## [Directions]
For the word "tarps", search the records and show each line in which it occurs.
'''
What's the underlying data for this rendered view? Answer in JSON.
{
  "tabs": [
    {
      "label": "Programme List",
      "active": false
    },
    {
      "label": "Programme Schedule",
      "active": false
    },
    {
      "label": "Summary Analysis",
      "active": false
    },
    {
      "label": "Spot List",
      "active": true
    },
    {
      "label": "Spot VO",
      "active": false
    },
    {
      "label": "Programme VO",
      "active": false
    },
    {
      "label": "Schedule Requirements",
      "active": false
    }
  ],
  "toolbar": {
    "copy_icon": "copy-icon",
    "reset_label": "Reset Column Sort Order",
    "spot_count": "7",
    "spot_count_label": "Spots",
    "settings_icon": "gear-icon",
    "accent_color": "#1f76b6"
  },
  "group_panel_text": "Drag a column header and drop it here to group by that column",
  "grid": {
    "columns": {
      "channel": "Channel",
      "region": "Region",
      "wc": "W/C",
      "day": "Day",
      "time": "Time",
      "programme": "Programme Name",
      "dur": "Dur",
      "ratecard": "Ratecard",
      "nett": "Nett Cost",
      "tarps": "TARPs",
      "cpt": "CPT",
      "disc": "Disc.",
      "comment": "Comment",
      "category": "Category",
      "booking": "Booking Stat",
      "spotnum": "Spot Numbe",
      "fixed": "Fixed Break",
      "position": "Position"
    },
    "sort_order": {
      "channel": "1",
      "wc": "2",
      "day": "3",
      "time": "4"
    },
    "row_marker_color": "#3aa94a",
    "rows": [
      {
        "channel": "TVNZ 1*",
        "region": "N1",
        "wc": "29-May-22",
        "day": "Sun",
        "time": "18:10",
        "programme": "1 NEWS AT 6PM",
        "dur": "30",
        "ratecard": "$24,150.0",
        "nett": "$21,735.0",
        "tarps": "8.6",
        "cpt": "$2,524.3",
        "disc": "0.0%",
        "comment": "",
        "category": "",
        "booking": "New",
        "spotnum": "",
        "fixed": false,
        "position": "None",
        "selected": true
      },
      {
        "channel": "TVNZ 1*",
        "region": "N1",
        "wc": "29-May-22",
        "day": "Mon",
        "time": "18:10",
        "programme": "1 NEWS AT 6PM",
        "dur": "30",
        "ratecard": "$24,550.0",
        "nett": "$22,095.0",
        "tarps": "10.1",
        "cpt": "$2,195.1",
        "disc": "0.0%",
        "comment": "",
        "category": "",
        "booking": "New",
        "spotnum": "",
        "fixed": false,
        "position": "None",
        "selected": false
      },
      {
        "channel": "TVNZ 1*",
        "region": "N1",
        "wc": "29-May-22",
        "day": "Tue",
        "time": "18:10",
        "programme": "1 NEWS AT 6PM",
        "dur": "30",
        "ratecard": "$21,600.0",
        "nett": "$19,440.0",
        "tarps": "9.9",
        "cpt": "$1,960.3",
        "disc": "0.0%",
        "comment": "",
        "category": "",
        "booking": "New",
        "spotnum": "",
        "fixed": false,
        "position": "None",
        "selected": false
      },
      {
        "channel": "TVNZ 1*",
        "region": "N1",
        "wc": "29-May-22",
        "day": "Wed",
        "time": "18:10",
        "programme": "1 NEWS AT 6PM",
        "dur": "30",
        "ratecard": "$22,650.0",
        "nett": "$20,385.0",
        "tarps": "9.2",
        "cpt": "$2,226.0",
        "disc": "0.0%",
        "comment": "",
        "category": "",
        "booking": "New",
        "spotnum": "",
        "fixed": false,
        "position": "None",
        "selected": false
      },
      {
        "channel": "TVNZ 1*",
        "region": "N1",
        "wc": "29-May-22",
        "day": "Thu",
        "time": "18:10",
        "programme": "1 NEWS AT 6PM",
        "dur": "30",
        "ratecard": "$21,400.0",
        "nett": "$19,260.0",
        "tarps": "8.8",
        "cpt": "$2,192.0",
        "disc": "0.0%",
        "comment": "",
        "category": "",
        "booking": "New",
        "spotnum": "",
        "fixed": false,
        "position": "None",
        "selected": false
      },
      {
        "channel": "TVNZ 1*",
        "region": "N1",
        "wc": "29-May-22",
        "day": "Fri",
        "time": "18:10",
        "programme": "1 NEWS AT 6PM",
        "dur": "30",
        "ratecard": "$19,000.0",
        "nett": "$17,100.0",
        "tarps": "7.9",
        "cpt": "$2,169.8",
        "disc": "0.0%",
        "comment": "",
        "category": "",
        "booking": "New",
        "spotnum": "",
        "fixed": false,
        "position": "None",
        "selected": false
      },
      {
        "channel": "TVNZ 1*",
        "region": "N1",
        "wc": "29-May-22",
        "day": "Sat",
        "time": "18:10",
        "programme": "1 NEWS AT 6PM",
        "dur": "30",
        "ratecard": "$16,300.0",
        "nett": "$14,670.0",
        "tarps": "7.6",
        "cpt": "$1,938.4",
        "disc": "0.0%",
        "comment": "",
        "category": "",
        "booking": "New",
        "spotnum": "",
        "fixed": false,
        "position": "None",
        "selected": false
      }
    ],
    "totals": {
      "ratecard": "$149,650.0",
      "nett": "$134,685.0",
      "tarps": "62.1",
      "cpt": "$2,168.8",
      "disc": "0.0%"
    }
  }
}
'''
## [Exercise answer]
      "tarps": "TARPs",
        "tarps": "8.6",
        "tarps": "10.1",
        "tarps": "9.9",
        "tarps": "9.2",
        "tarps": "8.8",
        "tarps": "7.9",
        "tarps": "7.6",
      "tarps": "62.1",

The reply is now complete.